Good morning Joe, much appreciated. As a moral philosopher on various blogs and more extensively on my own websites I have been long plying the line that it is Compliance itself, much vaunted and omnipresent, that lies behind many minor and some major tragedies. We need a system whereby individuals in professional roles can be held to personal (not financial) account not only for disregarding rules but, sometimes, for applying them. That is, applying them narrowly, dogmatically and therefore thoughtlessly.
Jerome Rogers (RIP) would seem to have used his good practical judgement in his technical infractions.
Austerity aside, we have been witnessing for some time a misconception about morality or “ethics” (the word is abused) which imagines that this can be encapsulated in rules. One hundred years ago British philosophers totally discredited this approach (Bertrand Russell, Whitehead, G.E. Moore).
Holding to account would need a non-legalistic framework. One such would be for all those in professional roles, roles that would be properly remunerated, to be required to hold membership of at least one corresponding professional association.

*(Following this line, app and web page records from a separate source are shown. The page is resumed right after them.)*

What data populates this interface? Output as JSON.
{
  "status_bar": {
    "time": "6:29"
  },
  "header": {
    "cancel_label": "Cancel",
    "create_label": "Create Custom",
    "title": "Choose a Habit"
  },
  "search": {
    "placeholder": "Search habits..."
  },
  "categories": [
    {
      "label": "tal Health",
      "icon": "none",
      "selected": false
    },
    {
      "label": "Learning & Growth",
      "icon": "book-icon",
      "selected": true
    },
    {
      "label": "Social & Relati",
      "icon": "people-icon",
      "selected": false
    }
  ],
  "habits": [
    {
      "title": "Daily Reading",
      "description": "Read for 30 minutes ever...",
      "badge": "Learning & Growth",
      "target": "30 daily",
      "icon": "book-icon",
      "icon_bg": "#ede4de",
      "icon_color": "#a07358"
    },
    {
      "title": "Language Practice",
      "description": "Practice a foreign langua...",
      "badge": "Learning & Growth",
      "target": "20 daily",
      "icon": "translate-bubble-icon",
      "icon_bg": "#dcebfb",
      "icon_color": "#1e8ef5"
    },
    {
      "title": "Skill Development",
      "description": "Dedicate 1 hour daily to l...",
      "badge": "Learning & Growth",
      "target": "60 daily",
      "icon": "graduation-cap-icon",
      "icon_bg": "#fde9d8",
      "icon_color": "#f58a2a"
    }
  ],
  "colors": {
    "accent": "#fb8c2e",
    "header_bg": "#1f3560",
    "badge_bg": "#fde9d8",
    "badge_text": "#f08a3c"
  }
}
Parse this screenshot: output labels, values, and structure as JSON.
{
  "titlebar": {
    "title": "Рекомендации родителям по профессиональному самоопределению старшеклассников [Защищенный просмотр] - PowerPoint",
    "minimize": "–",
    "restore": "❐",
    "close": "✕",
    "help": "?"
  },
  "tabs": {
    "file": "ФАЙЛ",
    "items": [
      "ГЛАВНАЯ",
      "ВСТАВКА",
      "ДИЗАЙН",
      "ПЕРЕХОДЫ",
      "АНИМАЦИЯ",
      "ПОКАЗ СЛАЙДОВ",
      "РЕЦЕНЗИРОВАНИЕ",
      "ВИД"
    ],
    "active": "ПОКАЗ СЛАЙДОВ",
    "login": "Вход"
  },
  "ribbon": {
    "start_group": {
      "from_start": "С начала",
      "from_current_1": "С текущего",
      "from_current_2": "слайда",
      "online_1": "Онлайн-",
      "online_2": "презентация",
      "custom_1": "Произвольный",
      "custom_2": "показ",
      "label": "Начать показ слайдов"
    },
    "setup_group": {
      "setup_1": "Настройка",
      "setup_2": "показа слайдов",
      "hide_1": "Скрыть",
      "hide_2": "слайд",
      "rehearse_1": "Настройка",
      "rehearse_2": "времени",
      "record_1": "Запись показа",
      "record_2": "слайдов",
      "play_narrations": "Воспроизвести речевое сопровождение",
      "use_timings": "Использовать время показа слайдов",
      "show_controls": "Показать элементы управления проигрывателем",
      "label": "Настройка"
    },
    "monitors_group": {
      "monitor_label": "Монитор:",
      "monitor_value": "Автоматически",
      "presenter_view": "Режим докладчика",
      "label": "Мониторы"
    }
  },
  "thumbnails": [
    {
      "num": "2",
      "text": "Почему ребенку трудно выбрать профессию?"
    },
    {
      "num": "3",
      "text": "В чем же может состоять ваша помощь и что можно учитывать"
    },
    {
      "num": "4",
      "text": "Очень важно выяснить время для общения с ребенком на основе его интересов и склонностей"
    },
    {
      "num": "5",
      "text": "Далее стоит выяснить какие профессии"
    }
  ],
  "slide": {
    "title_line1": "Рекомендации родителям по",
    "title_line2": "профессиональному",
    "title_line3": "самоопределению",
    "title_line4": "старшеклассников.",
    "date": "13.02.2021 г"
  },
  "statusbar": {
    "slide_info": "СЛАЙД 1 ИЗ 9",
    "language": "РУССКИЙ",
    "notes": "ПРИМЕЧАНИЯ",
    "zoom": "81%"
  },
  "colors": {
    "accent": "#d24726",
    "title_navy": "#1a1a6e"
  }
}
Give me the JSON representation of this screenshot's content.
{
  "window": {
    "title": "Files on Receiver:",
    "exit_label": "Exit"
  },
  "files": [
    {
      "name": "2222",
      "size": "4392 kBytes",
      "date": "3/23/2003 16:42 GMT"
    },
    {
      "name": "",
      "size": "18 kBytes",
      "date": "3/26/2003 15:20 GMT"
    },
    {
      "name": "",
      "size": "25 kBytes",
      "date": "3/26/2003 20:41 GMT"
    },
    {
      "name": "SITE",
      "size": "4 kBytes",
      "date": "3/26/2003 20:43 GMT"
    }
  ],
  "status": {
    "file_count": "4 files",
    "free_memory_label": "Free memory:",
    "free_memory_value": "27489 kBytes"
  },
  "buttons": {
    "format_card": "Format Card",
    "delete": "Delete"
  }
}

Where their conduct seems to fall short of the mark of common human decency, they would have to answer to an association committee, partly constituted of members from other professions (to avoid in-group bias). It could just be a learning experience (for both sides). But if, after due process, they are found to have failed repeatedly to judge matters poorly, or once grossly, they could have their membership suspended., which would involve suspension from their professional role.
Rules and compliance only work if the two components of genuinely ethical conduct, namely good character and good judgement, – these are distinct – (or their opposites), can, in our largely anonymous society, be publicly reinforced (or penalised).